"The Greenhouse and Conservatory have been generally considered as synonimous; their essential difference is this: in the greenhouse, the trees and plants are either in tubs or pots, and are planted on stands or stages during the winter, till they are removed into some suitable situation abroad in summer.

"In the conservatory, the ground plan is laid out in beds and borders, made up of the best compositions of soils that can be procured, three or four inches deep. In these the trees or plants, taken out of their tubs or pots are regularly planted, in the same manner as the plants in the open air.

"This house is roofed, as well as fronted with glass-work, and instead of taking out the plants in summer, as in the Greenhouse, the whole of the glass roof is taken off, and the plants are exposed to open air."

M’Mahon also wrote that the difference between a greenhouse and hothouse was that a greenhouse had only enough artificial heat to “keep off frost and dispel damps,”[1] whereas the latter had an interior stove and was covered in more glass (view text) (see Conservatory, Greenhouse, and Orangery).

1799 Ann Ogle (Mrs. John Tayloe III) and daughters Rebecca and Henrietta.

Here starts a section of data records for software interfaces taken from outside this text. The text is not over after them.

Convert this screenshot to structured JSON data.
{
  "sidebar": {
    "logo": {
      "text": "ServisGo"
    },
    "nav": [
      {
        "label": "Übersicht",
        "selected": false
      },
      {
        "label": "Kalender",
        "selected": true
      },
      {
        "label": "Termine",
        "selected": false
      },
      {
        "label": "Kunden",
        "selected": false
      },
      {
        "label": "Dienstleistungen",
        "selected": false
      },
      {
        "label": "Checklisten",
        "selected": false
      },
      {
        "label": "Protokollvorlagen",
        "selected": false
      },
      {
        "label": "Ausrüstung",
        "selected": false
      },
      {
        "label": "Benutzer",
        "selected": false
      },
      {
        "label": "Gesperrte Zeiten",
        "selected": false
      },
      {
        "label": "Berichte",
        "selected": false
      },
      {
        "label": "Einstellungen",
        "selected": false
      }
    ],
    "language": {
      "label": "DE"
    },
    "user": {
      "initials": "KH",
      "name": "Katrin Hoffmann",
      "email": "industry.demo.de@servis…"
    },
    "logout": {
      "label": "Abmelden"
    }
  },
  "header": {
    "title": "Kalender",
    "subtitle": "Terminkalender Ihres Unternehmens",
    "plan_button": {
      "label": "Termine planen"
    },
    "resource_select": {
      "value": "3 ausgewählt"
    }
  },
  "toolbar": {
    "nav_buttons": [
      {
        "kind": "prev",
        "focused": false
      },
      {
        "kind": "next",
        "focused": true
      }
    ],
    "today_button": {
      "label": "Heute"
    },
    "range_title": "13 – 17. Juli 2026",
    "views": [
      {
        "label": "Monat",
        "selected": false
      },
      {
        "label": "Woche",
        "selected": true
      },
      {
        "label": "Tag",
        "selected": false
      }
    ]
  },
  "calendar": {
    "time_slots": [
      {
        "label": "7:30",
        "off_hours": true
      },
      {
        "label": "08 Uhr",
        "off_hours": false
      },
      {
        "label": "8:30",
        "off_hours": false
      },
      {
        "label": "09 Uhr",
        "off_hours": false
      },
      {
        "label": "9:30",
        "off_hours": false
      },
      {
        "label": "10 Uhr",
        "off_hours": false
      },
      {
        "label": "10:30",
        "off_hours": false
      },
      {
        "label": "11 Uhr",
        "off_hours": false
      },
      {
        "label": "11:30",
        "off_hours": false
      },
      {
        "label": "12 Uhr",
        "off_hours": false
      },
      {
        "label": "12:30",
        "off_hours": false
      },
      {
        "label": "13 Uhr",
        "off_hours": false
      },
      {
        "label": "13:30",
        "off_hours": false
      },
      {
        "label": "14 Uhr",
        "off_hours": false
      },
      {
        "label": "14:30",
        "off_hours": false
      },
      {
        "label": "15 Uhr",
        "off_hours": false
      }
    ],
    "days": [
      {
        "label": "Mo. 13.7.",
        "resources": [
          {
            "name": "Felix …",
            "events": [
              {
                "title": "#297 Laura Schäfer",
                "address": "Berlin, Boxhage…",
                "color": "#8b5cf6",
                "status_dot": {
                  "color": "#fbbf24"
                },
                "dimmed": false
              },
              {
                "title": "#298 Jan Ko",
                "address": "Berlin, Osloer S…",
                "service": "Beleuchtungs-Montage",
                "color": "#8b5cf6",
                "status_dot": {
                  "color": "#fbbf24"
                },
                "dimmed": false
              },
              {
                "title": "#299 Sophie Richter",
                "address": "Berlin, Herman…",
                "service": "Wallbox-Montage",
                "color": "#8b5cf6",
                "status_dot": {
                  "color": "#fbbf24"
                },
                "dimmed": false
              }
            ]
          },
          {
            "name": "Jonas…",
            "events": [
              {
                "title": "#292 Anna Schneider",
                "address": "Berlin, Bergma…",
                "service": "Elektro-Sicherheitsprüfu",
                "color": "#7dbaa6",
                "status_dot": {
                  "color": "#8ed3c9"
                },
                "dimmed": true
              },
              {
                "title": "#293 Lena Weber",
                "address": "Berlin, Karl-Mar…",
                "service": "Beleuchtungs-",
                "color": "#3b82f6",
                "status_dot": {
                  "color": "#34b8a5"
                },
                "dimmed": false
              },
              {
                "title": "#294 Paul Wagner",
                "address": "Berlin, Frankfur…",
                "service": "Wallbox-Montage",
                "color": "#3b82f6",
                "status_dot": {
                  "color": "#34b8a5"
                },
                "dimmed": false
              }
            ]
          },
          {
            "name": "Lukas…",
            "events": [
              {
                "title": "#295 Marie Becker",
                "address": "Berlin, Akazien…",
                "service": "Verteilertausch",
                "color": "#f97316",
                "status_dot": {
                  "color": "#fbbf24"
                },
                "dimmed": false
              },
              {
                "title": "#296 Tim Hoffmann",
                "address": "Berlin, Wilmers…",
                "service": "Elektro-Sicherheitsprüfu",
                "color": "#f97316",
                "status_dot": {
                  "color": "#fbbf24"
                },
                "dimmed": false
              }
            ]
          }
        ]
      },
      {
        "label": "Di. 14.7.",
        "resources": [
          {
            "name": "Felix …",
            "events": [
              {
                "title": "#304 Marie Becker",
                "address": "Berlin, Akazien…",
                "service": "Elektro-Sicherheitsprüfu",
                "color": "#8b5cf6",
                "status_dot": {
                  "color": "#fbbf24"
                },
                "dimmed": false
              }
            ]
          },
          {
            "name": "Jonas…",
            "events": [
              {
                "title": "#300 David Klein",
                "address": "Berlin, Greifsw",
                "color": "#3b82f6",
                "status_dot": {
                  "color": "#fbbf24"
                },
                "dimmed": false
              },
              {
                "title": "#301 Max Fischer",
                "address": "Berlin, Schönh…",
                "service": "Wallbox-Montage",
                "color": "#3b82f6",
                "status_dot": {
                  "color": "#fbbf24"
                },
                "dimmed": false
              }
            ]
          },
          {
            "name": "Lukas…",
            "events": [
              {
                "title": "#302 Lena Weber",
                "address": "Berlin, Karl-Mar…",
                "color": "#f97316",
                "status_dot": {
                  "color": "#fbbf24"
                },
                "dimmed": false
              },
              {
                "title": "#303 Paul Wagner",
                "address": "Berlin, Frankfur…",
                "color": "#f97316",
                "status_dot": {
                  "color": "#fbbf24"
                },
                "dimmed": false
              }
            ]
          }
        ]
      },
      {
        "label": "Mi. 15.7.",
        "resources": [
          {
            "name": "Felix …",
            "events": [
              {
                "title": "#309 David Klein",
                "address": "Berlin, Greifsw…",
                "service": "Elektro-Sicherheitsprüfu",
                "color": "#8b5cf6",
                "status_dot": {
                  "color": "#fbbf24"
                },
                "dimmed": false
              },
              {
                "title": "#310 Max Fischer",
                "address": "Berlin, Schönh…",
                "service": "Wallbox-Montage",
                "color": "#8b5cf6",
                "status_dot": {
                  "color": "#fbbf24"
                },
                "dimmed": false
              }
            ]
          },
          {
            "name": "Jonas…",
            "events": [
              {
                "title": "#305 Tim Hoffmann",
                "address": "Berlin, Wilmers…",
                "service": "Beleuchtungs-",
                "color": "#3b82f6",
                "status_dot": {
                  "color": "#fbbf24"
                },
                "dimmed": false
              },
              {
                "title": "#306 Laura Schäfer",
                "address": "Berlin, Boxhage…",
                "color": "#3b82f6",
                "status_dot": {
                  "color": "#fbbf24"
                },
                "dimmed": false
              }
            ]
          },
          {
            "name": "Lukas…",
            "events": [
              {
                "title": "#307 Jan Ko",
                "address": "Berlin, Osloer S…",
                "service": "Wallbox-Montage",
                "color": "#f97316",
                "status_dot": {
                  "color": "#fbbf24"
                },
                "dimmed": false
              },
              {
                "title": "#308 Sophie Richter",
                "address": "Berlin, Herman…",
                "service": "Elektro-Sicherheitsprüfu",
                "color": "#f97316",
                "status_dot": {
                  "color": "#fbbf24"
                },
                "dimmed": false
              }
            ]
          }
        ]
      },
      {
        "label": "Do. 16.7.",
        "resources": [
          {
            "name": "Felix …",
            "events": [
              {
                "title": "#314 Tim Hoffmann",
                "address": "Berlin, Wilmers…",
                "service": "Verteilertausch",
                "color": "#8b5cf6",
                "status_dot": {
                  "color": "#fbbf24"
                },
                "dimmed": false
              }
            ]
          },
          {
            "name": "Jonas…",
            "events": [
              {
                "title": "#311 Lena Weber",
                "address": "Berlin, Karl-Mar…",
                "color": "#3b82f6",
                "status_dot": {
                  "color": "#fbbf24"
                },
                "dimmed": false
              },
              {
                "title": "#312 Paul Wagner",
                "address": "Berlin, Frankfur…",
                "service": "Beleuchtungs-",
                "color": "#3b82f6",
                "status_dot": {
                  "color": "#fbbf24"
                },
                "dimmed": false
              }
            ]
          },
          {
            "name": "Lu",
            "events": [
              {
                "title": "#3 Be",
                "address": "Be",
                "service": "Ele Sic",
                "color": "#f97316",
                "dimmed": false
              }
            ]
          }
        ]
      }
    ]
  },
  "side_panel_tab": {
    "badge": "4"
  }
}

The Minute Book of John Tayloe III (1770-1828) noted on August 2, 1812 at his country seat Mount Airy in Richmond County, Virginia, "Gardeners attending to the Greenhouse at Mt. Airy." Tayloe's city residence was Octogon House in Washington D. C.

Wye House (18C greenhouse with hot air duct system, still owned by descendants of Edward Lloyd) Copperville, Talbot County, Maryland. Photo by Janet Blyberg.

By the time Englishman John Claudius Loudon (1783-1843) wrote his 1822 Encyclopedia of Gardening, the orangery had fallen out of favor. He wrote, "The orangery is the green-house of the last century, the object of which was to preserve large plants of exotic evergreens during winter, such as the orange tribe, myrtles, sweet bays, pomegranates, and a few others. Geraniums, heaths, fuchsias, and other delicate plants requiring much light, were then unknown. The orangery was generally placed near to or adjoining the house, and its elevation corresponded in architectural design with that of the mansion. From this last circumstance has arisen a prejudice highly unfavorable to the culture of ornamental exotcis, namely, that every plant-habitation attached to a mansion should be an architectural object, and consist of windows between stone piers or columns, with a regular cornice and entablature. By this mode of design, these buildings are rendered so gloomy as never to present a vigorous vegetation, and vivid glowing colors within ; and as they are thus unfit for the purpose for which they are intended, it does not appear to us...that they can possibly be in good taste."

By the early 19C in the new republic, gentlemen were building greenhouses, conservatories, orangeries, hot houses, pineries, and stove houses to grow tender plants for their food value and to impress their neighbors. Some even had their portraits painted holding their favorite tender potted plants.
 1801 Rubens Peale with Geranium by Rembrant Peale (1778-1860)